Date :
Mar, 2017
Source(s) :
Public health nutrition. # p1-5
Adresse :
1School of Public Health,University of California,50 University Hall,#7360,Berkeley,CA 94720,USA.

Sommaire de l'article

To examine the feasibility of implementing nine behavioural economics-informed strategies, or 'nudges', that aimed to encourage home dinner vegetable intake among low-income children.

Caregivers were assigned six of nine strategies and implemented one new strategy per week (i.e. 6 weeks) during three dinner meals. Caregivers recorded child dinner vegetable intake on the nights of strategy implementation and rated the level of difficulty for assigned strategies. Baseline data on home vegetable availability and child vegetable liking were collected to assess overall strategy feasibility.

Participants' homes in a large Midwestern metropolitan area, USA.

Low-income caregiver/child (aged 9-12 years) dyads (n 39).

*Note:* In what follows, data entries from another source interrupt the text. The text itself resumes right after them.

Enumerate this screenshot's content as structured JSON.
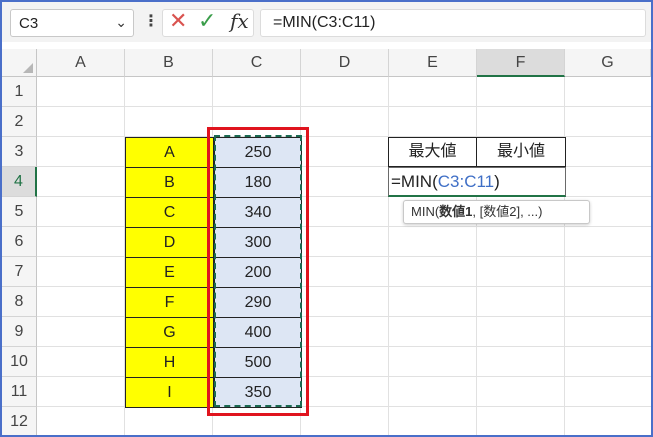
{
  "name_box": {
    "value": "C3",
    "dropdown_icon": "chevron-down-icon"
  },
  "formula_bar": {
    "cancel_icon": "x-icon",
    "enter_icon": "check-icon",
    "function_label": "fx",
    "formula": "=MIN(C3:C11)"
  },
  "columns": [
    "A",
    "B",
    "C",
    "D",
    "E",
    "F",
    "G"
  ],
  "rows": [
    "1",
    "2",
    "3",
    "4",
    "5",
    "6",
    "7",
    "8",
    "9",
    "10",
    "11",
    "12"
  ],
  "labels": [
    "A",
    "B",
    "C",
    "D",
    "E",
    "F",
    "G",
    "H",
    "I"
  ],
  "values": [
    "250",
    "180",
    "340",
    "300",
    "200",
    "290",
    "400",
    "500",
    "350"
  ],
  "headers": {
    "max": "最大値",
    "min": "最小値"
  },
  "editing_cell": {
    "prefix": "=MIN(",
    "ref": "C3:C11",
    "suffix": ")"
  },
  "tooltip": {
    "func": "MIN(",
    "arg1": "数値1",
    "rest": ", [数値2], ...)"
  },
  "colors": {
    "label_fill": "#ffff00",
    "value_fill": "#dde6f4",
    "highlight_border": "#e0141e",
    "accent": "#217346",
    "ref_color": "#3f6fc6"
  }
}
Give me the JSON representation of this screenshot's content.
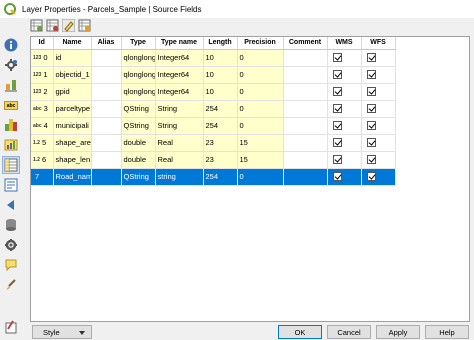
{
  "window": {
    "title": "Layer Properties - Parcels_Sample | Source Fields"
  },
  "sidebar": {
    "items": [
      {
        "icon": "info-icon"
      },
      {
        "icon": "source-icon"
      },
      {
        "icon": "symbology-icon"
      },
      {
        "icon": "labels-icon",
        "text": "abc"
      },
      {
        "icon": "masks-icon"
      },
      {
        "icon": "diagrams-icon"
      },
      {
        "icon": "source-fields-icon"
      },
      {
        "icon": "attributes-form-icon"
      },
      {
        "icon": "joins-icon"
      },
      {
        "icon": "auxiliary-storage-icon"
      },
      {
        "icon": "actions-icon"
      },
      {
        "icon": "display-icon"
      },
      {
        "icon": "rendering-icon"
      },
      {
        "icon": "variables-icon"
      }
    ]
  },
  "toolbar": {
    "buttons": [
      "new-field-icon",
      "delete-field-icon",
      "toggle-editing-icon",
      "field-calculator-icon"
    ]
  },
  "table": {
    "headers": [
      "Id",
      "Name",
      "Alias",
      "Type",
      "Type name",
      "Length",
      "Precision",
      "Comment",
      "WMS",
      "WFS"
    ],
    "rows": [
      {
        "icon": "123",
        "id": "0",
        "name": "id",
        "alias": "",
        "type": "qlonglong",
        "typename": "Integer64",
        "length": "10",
        "precision": "0",
        "comment": "",
        "selected": false
      },
      {
        "icon": "123",
        "id": "1",
        "name": "objectid_1",
        "alias": "",
        "type": "qlonglong",
        "typename": "Integer64",
        "length": "10",
        "precision": "0",
        "comment": "",
        "selected": false
      },
      {
        "icon": "123",
        "id": "2",
        "name": "gpid",
        "alias": "",
        "type": "qlonglong",
        "typename": "Integer64",
        "length": "10",
        "precision": "0",
        "comment": "",
        "selected": false
      },
      {
        "icon": "abc",
        "id": "3",
        "name": "parceltype",
        "alias": "",
        "type": "QString",
        "typename": "String",
        "length": "254",
        "precision": "0",
        "comment": "",
        "selected": false
      },
      {
        "icon": "abc",
        "id": "4",
        "name": "municipali",
        "alias": "",
        "type": "QString",
        "typename": "String",
        "length": "254",
        "precision": "0",
        "comment": "",
        "selected": false
      },
      {
        "icon": "1.2",
        "id": "5",
        "name": "shape_area",
        "alias": "",
        "type": "double",
        "typename": "Real",
        "length": "23",
        "precision": "15",
        "comment": "",
        "selected": false
      },
      {
        "icon": "1.2",
        "id": "6",
        "name": "shape_len",
        "alias": "",
        "type": "double",
        "typename": "Real",
        "length": "23",
        "precision": "15",
        "comment": "",
        "selected": false
      },
      {
        "icon": "",
        "id": "7",
        "name": "Road_name",
        "alias": "",
        "type": "QString",
        "typename": "string",
        "length": "254",
        "precision": "0",
        "comment": "",
        "selected": true
      }
    ]
  },
  "buttons": {
    "style": "Style",
    "ok": "OK",
    "cancel": "Cancel",
    "apply": "Apply",
    "help": "Help"
  },
  "colors": {
    "row_bg": "#ffffcc",
    "selection": "#0078d7",
    "qgis_green": "#6ea040"
  }
}
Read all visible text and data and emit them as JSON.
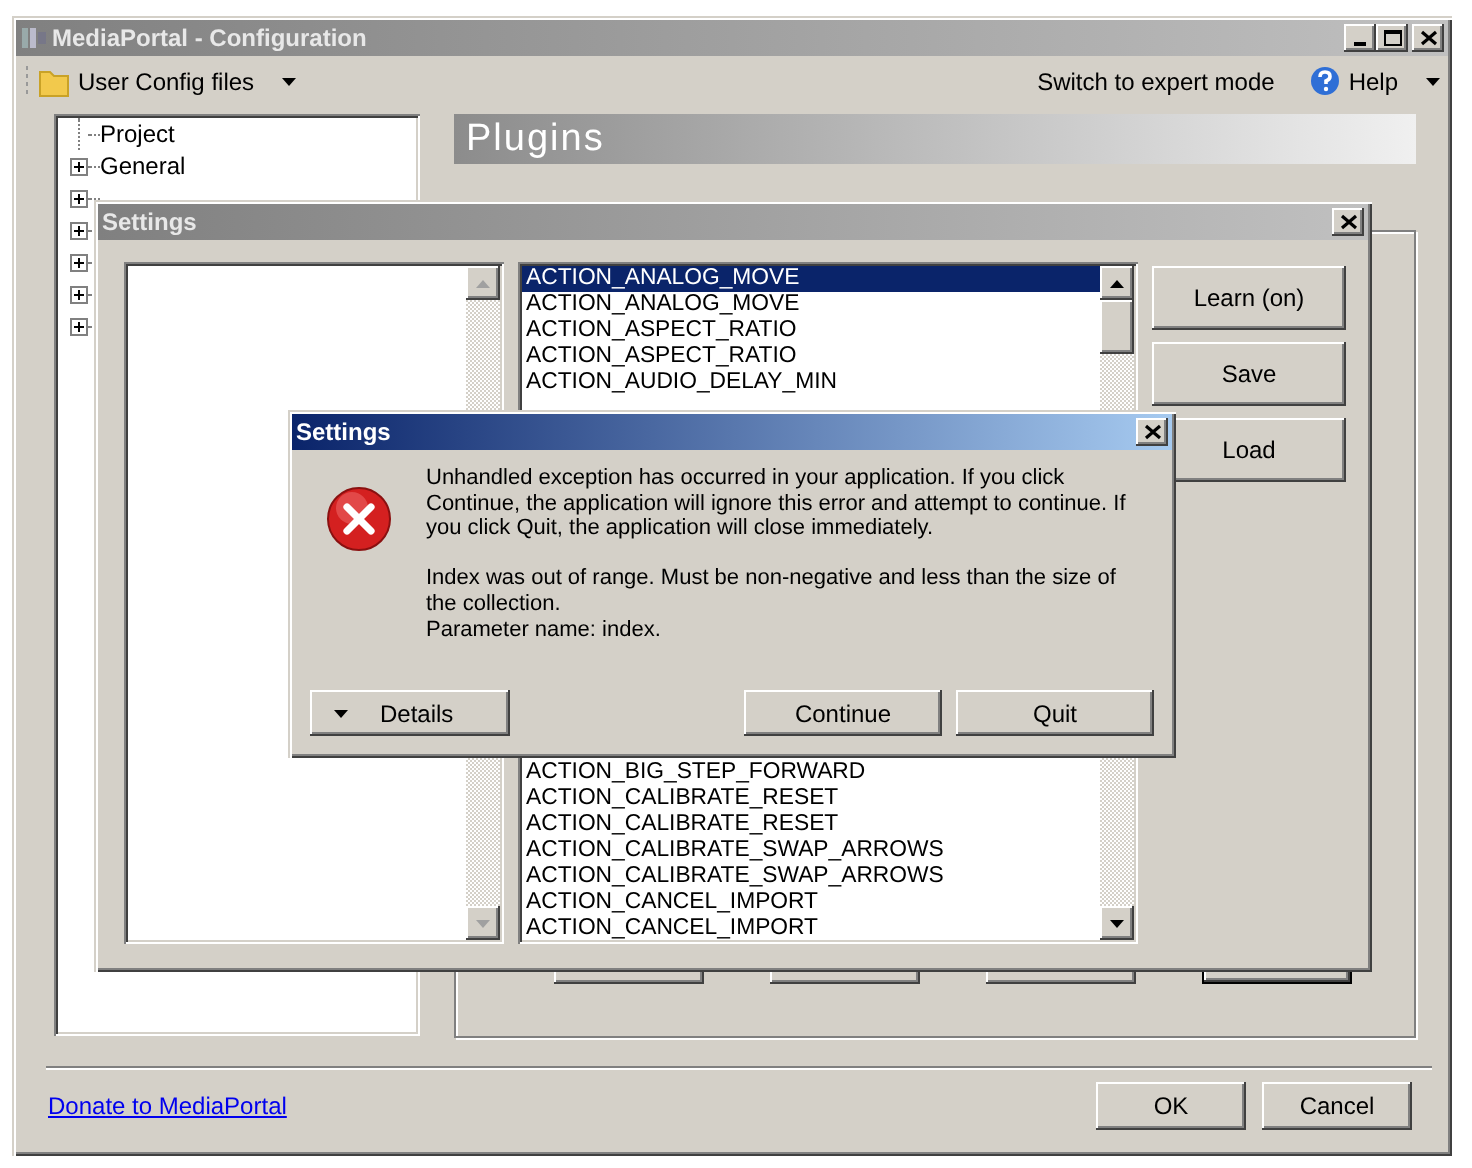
{
  "main_window": {
    "title": "MediaPortal - Configuration",
    "active": false
  },
  "toolbar": {
    "config_menu": "User Config files",
    "expert_mode": "Switch to expert mode",
    "help": "Help"
  },
  "tree": [
    {
      "label": "Project",
      "kind": "leaf"
    },
    {
      "label": "General",
      "kind": "node",
      "expanded": false
    },
    {
      "kind": "node",
      "expanded": false
    },
    {
      "kind": "node",
      "expanded": false
    },
    {
      "kind": "node",
      "expanded": false
    },
    {
      "kind": "node",
      "expanded": false
    },
    {
      "kind": "node",
      "expanded": false
    }
  ],
  "section_title": "Plugins",
  "footer": {
    "link": "Donate to MediaPortal",
    "buttons": [
      "OK",
      "Cancel"
    ]
  },
  "settings_window": {
    "title": "Settings",
    "active": false,
    "actions": [
      "Learn (on)",
      "Save",
      "Load"
    ],
    "list_top": [
      {
        "label": "ACTION_ANALOG_MOVE",
        "selected": true
      },
      {
        "label": "ACTION_ANALOG_MOVE",
        "selected": false
      },
      {
        "label": "ACTION_ASPECT_RATIO",
        "selected": false
      },
      {
        "label": "ACTION_ASPECT_RATIO",
        "selected": false
      },
      {
        "label": "ACTION_AUDIO_DELAY_MIN",
        "selected": false
      }
    ],
    "list_bottom": [
      {
        "label": "ACTION_BIG_STEP_FORWARD",
        "selected": false
      },
      {
        "label": "ACTION_CALIBRATE_RESET",
        "selected": false
      },
      {
        "label": "ACTION_CALIBRATE_RESET",
        "selected": false
      },
      {
        "label": "ACTION_CALIBRATE_SWAP_ARROWS",
        "selected": false
      },
      {
        "label": "ACTION_CALIBRATE_SWAP_ARROWS",
        "selected": false
      },
      {
        "label": "ACTION_CANCEL_IMPORT",
        "selected": false
      },
      {
        "label": "ACTION_CANCEL_IMPORT",
        "selected": false
      }
    ]
  },
  "error_dialog": {
    "title": "Settings",
    "active": true,
    "message": [
      "Unhandled exception has occurred in your application. If you click Continue, the application will ignore this error and attempt to continue. If you click Quit, the application will close immediately.",
      "Index was out of range. Must be non-negative and less than the size of the collection.",
      "Parameter name: index."
    ],
    "details": "Details",
    "buttons": [
      "Continue",
      "Quit"
    ]
  }
}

Pairwise comparisons showed that child dinner vegetable intake for the strategy 'Serve at least two vegetables with dinner meals' was greater than intake for each of two other strategies: 'Pair vegetables with other foods the child likes' and 'Eat dinner together with an adult(s) modelling vegetable consumption'. Overall, caregivers' mean rating of difficulty for implementing strategies was 2·6 (1='not difficult', 10='very difficult'). Households had a mean of ten different types of vegetables available. Children reported a rating ≥5 for seventeen types of vegetable on a labelled hedonic scale (1='hate it', 5-6='it's okay', 10='like it a lot').

Behavioural economics-informed strategies are feasible to implement during dinner meals, with some strategies differing by how much they influence vegetable intake among low-income children in the home.

Source : Pubmed